__Dataset rows describing interfaces__
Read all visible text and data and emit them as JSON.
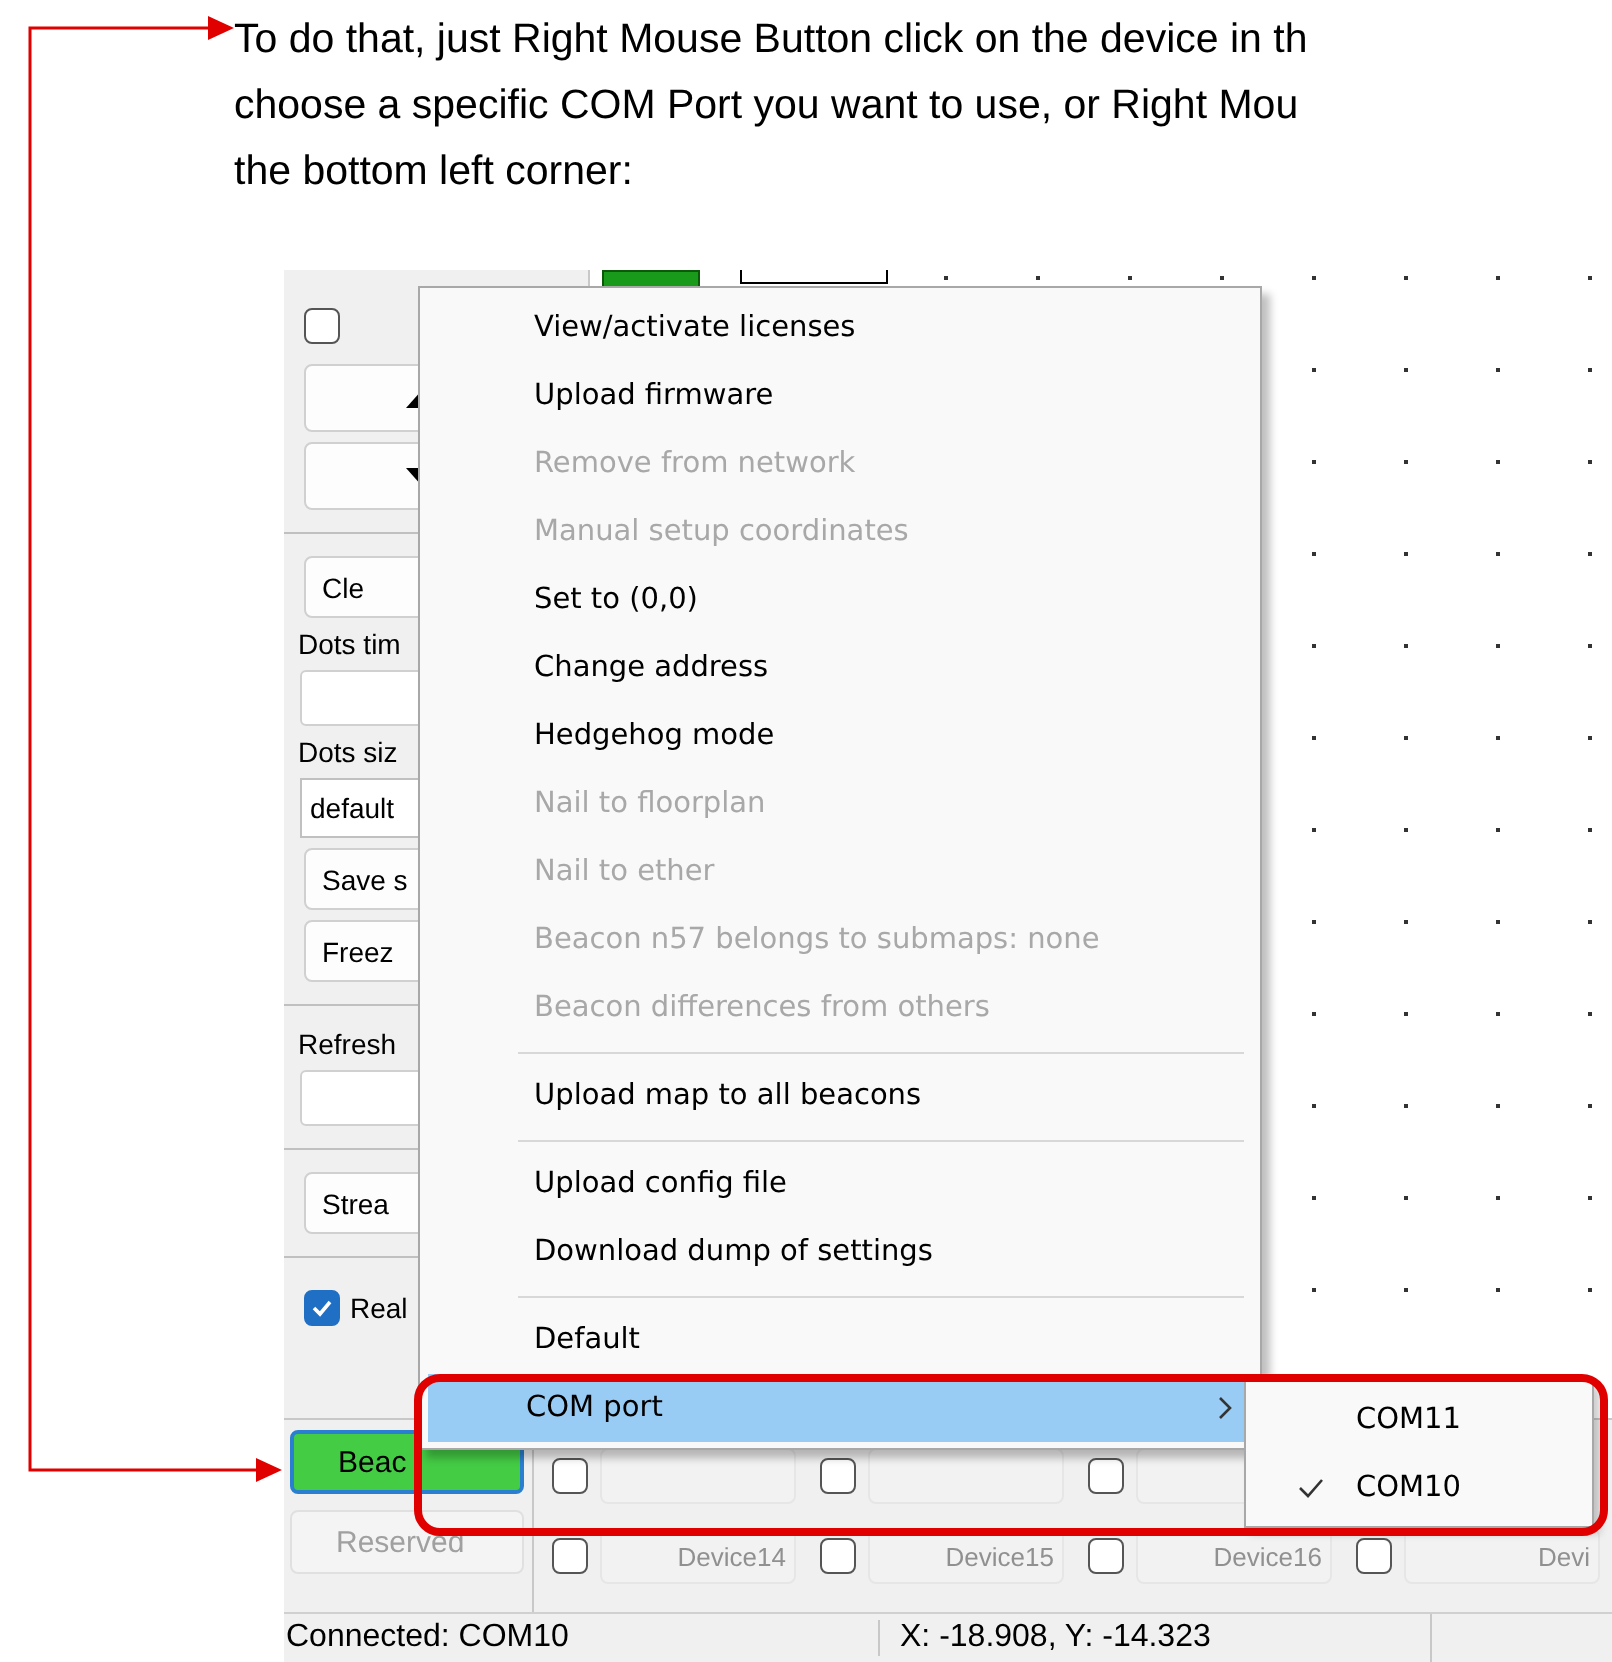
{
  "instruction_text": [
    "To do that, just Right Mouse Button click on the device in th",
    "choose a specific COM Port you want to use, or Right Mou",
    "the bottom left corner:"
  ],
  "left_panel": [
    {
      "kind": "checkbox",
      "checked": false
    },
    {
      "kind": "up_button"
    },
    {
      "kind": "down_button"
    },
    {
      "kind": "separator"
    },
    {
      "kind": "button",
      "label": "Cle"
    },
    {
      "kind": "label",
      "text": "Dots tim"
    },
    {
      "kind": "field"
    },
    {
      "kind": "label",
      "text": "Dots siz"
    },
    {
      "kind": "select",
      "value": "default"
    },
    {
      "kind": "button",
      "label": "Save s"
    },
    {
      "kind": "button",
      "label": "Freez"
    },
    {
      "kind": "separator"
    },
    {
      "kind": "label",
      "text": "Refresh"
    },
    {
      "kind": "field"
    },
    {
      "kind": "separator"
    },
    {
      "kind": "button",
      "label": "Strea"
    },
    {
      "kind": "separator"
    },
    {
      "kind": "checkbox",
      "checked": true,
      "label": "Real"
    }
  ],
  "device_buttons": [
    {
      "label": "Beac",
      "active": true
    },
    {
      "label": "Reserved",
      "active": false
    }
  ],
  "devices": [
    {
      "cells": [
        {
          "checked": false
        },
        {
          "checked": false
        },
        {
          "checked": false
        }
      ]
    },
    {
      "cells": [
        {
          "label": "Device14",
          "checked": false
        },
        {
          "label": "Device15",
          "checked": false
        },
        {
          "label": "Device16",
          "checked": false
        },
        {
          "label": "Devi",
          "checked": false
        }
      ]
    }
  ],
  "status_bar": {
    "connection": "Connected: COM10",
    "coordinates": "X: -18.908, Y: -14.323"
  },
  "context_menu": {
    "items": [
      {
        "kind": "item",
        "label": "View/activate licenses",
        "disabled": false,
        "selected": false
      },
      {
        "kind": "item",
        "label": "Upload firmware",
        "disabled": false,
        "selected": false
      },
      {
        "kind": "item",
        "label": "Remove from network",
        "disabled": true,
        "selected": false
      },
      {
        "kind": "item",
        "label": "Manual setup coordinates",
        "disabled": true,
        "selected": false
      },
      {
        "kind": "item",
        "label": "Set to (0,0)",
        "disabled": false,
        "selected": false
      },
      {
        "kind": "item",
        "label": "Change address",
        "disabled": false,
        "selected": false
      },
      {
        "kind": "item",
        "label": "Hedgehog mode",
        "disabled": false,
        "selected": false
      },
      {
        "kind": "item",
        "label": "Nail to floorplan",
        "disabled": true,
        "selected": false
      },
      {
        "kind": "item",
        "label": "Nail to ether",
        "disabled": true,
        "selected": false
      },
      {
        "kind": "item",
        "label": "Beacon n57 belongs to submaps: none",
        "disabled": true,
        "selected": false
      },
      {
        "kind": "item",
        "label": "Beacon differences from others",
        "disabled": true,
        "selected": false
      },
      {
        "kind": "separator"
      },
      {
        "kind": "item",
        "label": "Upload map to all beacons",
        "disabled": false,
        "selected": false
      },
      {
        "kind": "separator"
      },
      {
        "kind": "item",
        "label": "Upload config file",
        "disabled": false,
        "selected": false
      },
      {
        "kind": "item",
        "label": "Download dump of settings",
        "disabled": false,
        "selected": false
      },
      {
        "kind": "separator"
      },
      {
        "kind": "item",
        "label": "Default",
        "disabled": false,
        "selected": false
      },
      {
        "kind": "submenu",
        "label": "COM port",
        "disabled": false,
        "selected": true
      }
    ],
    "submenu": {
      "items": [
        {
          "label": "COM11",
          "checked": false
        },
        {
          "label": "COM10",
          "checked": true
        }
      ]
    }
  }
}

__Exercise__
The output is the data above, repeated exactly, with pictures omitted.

__Task result__
Read all visible text and data and emit them as JSON.
{
  "instruction_text": [
    "To do that, just Right Mouse Button click on the device in th",
    "choose a specific COM Port you want to use, or Right Mou",
    "the bottom left corner:"
  ],
  "left_panel": [
    {
      "kind": "checkbox",
      "checked": false
    },
    {
      "kind": "up_button"
    },
    {
      "kind": "down_button"
    },
    {
      "kind": "separator"
    },
    {
      "kind": "button",
      "label": "Cle"
    },
    {
      "kind": "label",
      "text": "Dots tim"
    },
    {
      "kind": "field"
    },
    {
      "kind": "label",
      "text": "Dots siz"
    },
    {
      "kind": "select",
      "value": "default"
    },
    {
      "kind": "button",
      "label": "Save s"
    },
    {
      "kind": "button",
      "label": "Freez"
    },
    {
      "kind": "separator"
    },
    {
      "kind": "label",
      "text": "Refresh"
    },
    {
      "kind": "field"
    },
    {
      "kind": "separator"
    },
    {
      "kind": "button",
      "label": "Strea"
    },
    {
      "kind": "separator"
    },
    {
      "kind": "checkbox",
      "checked": true,
      "label": "Real"
    }
  ],
  "device_buttons": [
    {
      "label": "Beac",
      "active": true
    },
    {
      "label": "Reserved",
      "active": false
    }
  ],
  "devices": [
    {
      "cells": [
        {
          "checked": false
        },
        {
          "checked": false
        },
        {
          "checked": false
        }
      ]
    },
    {
      "cells": [
        {
          "label": "Device14",
          "checked": false
        },
        {
          "label": "Device15",
          "checked": false
        },
        {
          "label": "Device16",
          "checked": false
        },
        {
          "label": "Devi",
          "checked": false
        }
      ]
    }
  ],
  "status_bar": {
    "connection": "Connected: COM10",
    "coordinates": "X: -18.908, Y: -14.323"
  },
  "context_menu": {
    "items": [
      {
        "kind": "item",
        "label": "View/activate licenses",
        "disabled": false,
        "selected": false
      },
      {
        "kind": "item",
        "label": "Upload firmware",
        "disabled": false,
        "selected": false
      },
      {
        "kind": "item",
        "label": "Remove from network",
        "disabled": true,
        "selected": false
      },
      {
        "kind": "item",
        "label": "Manual setup coordinates",
        "disabled": true,
        "selected": false
      },
      {
        "kind": "item",
        "label": "Set to (0,0)",
        "disabled": false,
        "selected": false
      },
      {
        "kind": "item",
        "label": "Change address",
        "disabled": false,
        "selected": false
      },
      {
        "kind": "item",
        "label": "Hedgehog mode",
        "disabled": false,
        "selected": false
      },
      {
        "kind": "item",
        "label": "Nail to floorplan",
        "disabled": true,
        "selected": false
      },
      {
        "kind": "item",
        "label": "Nail to ether",
        "disabled": true,
        "selected": false
      },
      {
        "kind": "item",
        "label": "Beacon n57 belongs to submaps: none",
        "disabled": true,
        "selected": false
      },
      {
        "kind": "item",
        "label": "Beacon differences from others",
        "disabled": true,
        "selected": false
      },
      {
        "kind": "separator"
      },
      {
        "kind": "item",
        "label": "Upload map to all beacons",
        "disabled": false,
        "selected": false
      },
      {
        "kind": "separator"
      },
      {
        "kind": "item",
        "label": "Upload config file",
        "disabled": false,
        "selected": false
      },
      {
        "kind": "item",
        "label": "Download dump of settings",
        "disabled": false,
        "selected": false
      },
      {
        "kind": "separator"
      },
      {
        "kind": "item",
        "label": "Default",
        "disabled": false,
        "selected": false
      },
      {
        "kind": "submenu",
        "label": "COM port",
        "disabled": false,
        "selected": true
      }
    ],
    "submenu": {
      "items": [
        {
          "label": "COM11",
          "checked": false
        },
        {
          "label": "COM10",
          "checked": true
        }
      ]
    }
  }
}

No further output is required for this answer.